A Working Class State of Mind
by Colin Burnett
'Fabulous book. Colin is a great writer, and the characters are so believable. I couldn't put it down.'
JANEY GODLEY, Stand-up comedian, Actress, and writer
'Colin Burnett's novel written entirely in East-coast Scots, A Working Class State of Mind, is lucid, fast, funny, hard, twisty, comical, brutal, benign, happily cheeky, and so linguistically erratic that the nature of being erratic quickly becomes an incontrovertible virtue - the reader is just wheeched alang ithoot devaul or even mercy - when's the sequel?'
PROFESSOR ALAN RIACH, Scottish Literature, University of Glasgow
“Telt in his ain Embra Scots, Colin’s chairacters’ lifes spairkle wi the language o thaim thit belang tae the toon.”

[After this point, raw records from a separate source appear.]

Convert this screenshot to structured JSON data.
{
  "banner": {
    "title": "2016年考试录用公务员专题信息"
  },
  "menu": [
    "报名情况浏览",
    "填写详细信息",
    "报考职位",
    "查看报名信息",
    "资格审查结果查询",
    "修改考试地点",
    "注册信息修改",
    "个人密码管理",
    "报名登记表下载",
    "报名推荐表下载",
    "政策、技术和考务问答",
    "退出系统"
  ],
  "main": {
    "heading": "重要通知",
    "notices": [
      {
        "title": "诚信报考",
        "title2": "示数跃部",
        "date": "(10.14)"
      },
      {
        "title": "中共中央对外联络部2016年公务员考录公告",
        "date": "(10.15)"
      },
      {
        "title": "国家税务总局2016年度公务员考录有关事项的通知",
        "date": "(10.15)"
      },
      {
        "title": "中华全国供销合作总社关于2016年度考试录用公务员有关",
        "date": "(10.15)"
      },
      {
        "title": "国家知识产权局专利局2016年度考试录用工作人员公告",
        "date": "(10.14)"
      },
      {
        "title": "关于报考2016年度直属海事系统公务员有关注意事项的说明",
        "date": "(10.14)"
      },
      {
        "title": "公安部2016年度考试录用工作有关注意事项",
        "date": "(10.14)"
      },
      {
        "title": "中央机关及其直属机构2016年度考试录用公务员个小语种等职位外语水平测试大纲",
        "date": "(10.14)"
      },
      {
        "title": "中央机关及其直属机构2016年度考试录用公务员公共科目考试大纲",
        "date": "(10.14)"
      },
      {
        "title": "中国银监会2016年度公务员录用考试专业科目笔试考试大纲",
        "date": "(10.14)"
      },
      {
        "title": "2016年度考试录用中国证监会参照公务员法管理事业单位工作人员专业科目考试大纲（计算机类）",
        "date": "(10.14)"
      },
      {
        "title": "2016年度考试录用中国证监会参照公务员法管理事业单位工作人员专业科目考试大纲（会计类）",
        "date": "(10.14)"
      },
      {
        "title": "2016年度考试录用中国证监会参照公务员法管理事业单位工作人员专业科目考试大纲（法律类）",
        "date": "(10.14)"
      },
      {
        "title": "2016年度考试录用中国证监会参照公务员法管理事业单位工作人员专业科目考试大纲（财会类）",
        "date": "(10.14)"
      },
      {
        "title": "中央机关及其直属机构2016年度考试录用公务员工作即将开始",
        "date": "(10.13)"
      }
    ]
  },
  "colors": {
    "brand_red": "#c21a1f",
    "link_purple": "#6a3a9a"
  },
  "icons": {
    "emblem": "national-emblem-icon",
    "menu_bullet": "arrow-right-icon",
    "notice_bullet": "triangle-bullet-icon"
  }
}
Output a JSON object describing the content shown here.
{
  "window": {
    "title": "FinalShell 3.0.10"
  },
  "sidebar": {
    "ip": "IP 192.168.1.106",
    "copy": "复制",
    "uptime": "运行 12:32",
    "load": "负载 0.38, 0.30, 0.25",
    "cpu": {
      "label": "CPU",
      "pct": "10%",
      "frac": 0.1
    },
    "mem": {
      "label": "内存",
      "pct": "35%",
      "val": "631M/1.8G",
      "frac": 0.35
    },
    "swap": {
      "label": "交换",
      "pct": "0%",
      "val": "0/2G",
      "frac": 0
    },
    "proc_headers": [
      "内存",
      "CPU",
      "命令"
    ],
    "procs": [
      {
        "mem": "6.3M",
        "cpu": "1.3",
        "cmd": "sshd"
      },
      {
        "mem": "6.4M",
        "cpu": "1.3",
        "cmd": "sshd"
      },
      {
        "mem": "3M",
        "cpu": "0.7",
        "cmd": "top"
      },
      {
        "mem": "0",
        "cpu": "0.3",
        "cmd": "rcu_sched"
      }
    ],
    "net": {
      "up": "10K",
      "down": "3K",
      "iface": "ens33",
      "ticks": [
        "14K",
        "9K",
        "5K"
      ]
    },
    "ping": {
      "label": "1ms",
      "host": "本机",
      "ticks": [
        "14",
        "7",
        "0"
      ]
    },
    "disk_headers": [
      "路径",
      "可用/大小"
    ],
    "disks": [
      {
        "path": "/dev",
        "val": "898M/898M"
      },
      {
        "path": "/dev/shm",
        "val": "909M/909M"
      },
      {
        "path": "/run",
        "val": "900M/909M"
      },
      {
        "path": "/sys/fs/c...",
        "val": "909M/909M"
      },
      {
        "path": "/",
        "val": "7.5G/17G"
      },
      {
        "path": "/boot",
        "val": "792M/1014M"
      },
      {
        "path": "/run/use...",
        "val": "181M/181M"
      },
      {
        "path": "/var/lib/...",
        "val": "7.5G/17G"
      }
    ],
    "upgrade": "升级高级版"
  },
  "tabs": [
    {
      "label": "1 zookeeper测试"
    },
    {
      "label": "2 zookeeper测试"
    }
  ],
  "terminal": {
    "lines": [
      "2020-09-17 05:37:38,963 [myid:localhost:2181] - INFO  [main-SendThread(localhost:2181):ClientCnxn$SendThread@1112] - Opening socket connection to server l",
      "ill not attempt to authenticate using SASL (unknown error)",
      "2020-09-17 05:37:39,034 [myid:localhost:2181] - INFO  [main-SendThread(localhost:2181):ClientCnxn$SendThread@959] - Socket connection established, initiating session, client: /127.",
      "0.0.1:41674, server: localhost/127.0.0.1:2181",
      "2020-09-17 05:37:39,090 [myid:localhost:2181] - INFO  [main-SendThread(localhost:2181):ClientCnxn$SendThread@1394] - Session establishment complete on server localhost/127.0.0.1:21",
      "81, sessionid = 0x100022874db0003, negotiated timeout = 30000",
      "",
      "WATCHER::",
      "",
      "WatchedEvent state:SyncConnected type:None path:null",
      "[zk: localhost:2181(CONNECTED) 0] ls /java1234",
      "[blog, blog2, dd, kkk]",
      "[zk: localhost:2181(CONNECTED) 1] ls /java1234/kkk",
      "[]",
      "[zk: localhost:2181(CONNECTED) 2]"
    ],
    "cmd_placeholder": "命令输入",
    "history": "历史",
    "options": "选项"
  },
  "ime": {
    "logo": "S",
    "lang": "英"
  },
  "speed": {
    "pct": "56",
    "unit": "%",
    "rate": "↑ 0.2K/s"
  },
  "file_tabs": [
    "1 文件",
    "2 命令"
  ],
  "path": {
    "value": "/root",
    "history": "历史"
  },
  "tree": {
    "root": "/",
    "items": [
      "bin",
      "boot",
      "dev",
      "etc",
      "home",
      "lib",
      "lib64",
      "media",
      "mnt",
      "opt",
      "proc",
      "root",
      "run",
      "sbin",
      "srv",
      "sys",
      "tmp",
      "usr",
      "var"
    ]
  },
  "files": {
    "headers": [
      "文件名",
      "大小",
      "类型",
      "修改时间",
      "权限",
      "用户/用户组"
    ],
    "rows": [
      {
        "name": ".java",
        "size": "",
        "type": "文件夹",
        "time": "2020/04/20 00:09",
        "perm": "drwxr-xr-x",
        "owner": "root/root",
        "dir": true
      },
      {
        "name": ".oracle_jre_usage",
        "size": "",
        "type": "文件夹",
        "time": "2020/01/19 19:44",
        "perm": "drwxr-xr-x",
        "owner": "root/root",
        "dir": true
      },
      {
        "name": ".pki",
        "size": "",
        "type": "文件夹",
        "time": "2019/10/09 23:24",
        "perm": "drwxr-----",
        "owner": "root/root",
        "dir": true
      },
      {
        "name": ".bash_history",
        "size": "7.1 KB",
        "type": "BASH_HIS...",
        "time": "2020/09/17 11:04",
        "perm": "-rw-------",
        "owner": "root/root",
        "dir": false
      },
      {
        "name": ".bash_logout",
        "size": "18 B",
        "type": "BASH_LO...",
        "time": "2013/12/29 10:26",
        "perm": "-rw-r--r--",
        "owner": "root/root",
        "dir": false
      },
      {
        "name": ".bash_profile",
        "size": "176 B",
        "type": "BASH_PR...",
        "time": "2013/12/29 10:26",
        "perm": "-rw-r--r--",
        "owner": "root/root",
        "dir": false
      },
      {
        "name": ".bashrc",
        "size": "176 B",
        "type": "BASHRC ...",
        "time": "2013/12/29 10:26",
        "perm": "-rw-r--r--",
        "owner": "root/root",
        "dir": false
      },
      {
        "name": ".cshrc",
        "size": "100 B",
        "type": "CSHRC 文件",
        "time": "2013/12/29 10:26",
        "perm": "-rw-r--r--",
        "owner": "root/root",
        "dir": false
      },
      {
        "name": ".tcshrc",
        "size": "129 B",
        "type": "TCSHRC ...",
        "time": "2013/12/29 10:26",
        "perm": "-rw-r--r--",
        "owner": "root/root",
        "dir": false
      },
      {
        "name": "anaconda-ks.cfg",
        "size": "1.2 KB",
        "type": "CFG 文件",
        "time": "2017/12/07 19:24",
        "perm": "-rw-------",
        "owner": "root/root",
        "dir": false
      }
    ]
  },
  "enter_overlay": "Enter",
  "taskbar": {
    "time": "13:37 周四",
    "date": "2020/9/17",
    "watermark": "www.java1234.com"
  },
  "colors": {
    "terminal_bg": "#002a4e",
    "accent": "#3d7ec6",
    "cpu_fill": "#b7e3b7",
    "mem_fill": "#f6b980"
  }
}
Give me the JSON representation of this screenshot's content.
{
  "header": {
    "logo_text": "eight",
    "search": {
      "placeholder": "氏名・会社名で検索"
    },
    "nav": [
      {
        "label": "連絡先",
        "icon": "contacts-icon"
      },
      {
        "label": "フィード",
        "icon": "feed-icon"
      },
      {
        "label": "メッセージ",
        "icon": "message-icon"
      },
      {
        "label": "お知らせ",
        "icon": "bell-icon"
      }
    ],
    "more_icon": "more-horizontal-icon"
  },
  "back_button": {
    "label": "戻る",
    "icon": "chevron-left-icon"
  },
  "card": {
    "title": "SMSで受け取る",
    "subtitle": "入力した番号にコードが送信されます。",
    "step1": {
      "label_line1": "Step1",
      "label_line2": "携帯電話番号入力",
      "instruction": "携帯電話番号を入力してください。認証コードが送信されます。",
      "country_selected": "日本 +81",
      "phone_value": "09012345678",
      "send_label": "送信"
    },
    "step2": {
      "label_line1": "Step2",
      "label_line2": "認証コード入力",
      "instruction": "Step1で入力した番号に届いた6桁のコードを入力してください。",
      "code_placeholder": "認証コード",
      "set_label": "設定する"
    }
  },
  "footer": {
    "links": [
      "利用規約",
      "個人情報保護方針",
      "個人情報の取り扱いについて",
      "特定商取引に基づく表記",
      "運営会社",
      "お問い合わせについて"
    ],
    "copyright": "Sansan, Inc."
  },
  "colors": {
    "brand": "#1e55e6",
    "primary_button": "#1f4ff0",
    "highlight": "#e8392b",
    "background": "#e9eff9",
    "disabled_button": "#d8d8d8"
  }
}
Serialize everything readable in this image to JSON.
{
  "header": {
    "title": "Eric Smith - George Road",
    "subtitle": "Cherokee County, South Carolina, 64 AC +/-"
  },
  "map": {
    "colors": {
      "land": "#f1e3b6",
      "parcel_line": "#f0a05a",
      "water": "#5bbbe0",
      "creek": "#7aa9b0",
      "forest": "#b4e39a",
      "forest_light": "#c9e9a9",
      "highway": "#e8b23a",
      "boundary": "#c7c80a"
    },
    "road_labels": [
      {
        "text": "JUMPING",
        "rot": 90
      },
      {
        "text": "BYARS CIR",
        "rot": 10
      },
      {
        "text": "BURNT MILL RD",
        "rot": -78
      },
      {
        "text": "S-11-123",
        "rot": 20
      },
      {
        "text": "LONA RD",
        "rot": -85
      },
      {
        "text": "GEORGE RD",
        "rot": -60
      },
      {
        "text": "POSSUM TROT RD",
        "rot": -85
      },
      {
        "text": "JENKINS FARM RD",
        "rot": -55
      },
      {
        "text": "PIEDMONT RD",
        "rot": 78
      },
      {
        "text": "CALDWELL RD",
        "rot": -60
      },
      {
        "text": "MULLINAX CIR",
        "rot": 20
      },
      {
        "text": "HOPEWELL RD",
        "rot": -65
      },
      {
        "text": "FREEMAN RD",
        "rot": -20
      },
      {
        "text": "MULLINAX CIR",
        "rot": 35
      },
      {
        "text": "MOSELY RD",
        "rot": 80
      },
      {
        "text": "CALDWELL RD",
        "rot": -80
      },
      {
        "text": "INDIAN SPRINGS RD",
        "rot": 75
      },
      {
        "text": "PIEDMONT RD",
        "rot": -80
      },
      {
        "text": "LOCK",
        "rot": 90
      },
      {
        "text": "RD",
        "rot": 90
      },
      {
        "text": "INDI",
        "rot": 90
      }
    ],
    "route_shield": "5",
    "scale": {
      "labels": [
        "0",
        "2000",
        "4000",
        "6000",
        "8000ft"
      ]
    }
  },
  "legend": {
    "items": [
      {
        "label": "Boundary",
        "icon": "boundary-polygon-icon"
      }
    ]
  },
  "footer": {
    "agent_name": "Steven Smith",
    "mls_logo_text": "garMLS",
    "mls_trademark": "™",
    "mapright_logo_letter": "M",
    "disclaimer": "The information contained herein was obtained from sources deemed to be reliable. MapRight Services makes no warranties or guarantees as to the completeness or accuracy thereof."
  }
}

DR MICHAEL DEMPSTER, Scots Scriever
Written entirely in East coast Scots A Working Class State of Mind, the debut book by Colin Burnett, brings the everyday reality and language of life in Scotland to the surface.
Colin's fiction takes themes in the social sciences and animates them in vivid ethnographic portrayals of what it means to be working class in Scotland today.
Delving into the tragic exploits of Aldo as well as his long time suffering best friends Dougie and Craig, the book follows these and other characters as they make their way in a city more divided along class lines than ever before.
"The reader is already familiar with Aldo. Adlo is the ballast that makes most stories work; he appears as a wee skinny Asian kid with a kick-ass attitude. He’s a familiar figure in any working-class community. The hardman that takes nae shite. But he’s also funny, but not deliberately so. And he has a heart."
Review on ABCtales
From The Midlothian Advertiser - "A Bonnyrigg author’s debut novel of short stories about local working class characters written in their native dialogue is proving popular all over the world." (FULL ARTICLE)
From SNACK magazine: "Colin Burnett’s debut short story collection introduces a new and vibrant to Scottish writing. What follows are tales fro success and failure often arrive hand in hand and coping mechanisms include pills, pubs piss taking. It does take time to adjust to Burnett’s Scots, but that is in no small part the point. Colin Burnett is not only demanding that his voice be heard, but that none should be silenced or denied. There is a call for cultural legitimacy, which lifts a working class state of mind to another level." SNACK Magazine August 2021.
"Burnett will no doubt be hoping that loveable psycho Aldo might become the new Begbie, a character burned into the Scottish psyche. With Burnett's hardman character also striking first and asking questions later."
-- Edinburgh Evening News
"A glimpse into working-class life in Leith in all its shades and kaleidoscopes. This is Burnett's first book and he has talent, a rare voice and way with characters which is compelling and at times spellbinding. One to watch for in future."
-- Gerry Hassan, Author and Commentator
"This honest, often gritty account of working-class life is full of dark humour and tales of perseverance through hard times. Fans of Irvine Welsh and James Kelman will enjoy this new and exciting young author."
-- Alasdair Peoples, Visit Scotland
There are obvious influences of Welsh, Kelman and perhaps Warner too in this compelling debut collection, and like these mentors, Burnett brings what feels like lived experience to his writing. His protagonists are full of life in all their frightening brutality, dark humour and ultimate humanity and it is the sheer believability of them and their exploits that places this fresh new voice in Scottish working-class literature at the top of the ever-blossoming tree."
-- Loretta Mulholland, Into The Creative
"The stories about anti hero Aldo goading a junior fitba goalkeeper, and caring for a dug are modern classics of the Scots Gothic genre, where you laugh but feel slightly guilty about laughing because of the subject matter. Scottish literature has always prided itself on its democratic pedigree - giving voice to sections of society which go unrecorded in many other countries. Colin Burnett is a new and bright young star in contemporary Scots letters, and I look forward to more excellent writing from him in the future."
-- Billy Kay, Writer and Broadcaster
"Colin Burnett is an exciting new voice in Scottish fiction - his debut collection of short stories, A Working Class State of Mind, starring Aldo, along with his friends Dougie and Craig, is garnering a lot of attention, and rightly so."
-- Books From Scotland, Part of Our Favourite Things Issue
"Finishing A Working Class State of Mind left me looking forward to reading more by Burnett, a strong new voice in Scots and Scottish literature who demands working class voices be heard and read on their own terms. Mair power to his elbow."
-- Erin Farley, Bella Caledonia
"Colin Burnett is not only demanding his voice is heard, but that none should be silenced or denied. There is a call for cultural legitimacy which lifts A Working Class State of Mind to another level."
-- Alastair Braidwood, Snack Magazine
"Sharp, witty and thought provoking with undeniable shadows of Welsh and Kelman - Colin Burnett's debut makes for an incredibly tantalising read."
-- Eilidh Reid, Scots Independent Newspaper
Published with support from the Scottish Language Publication Grant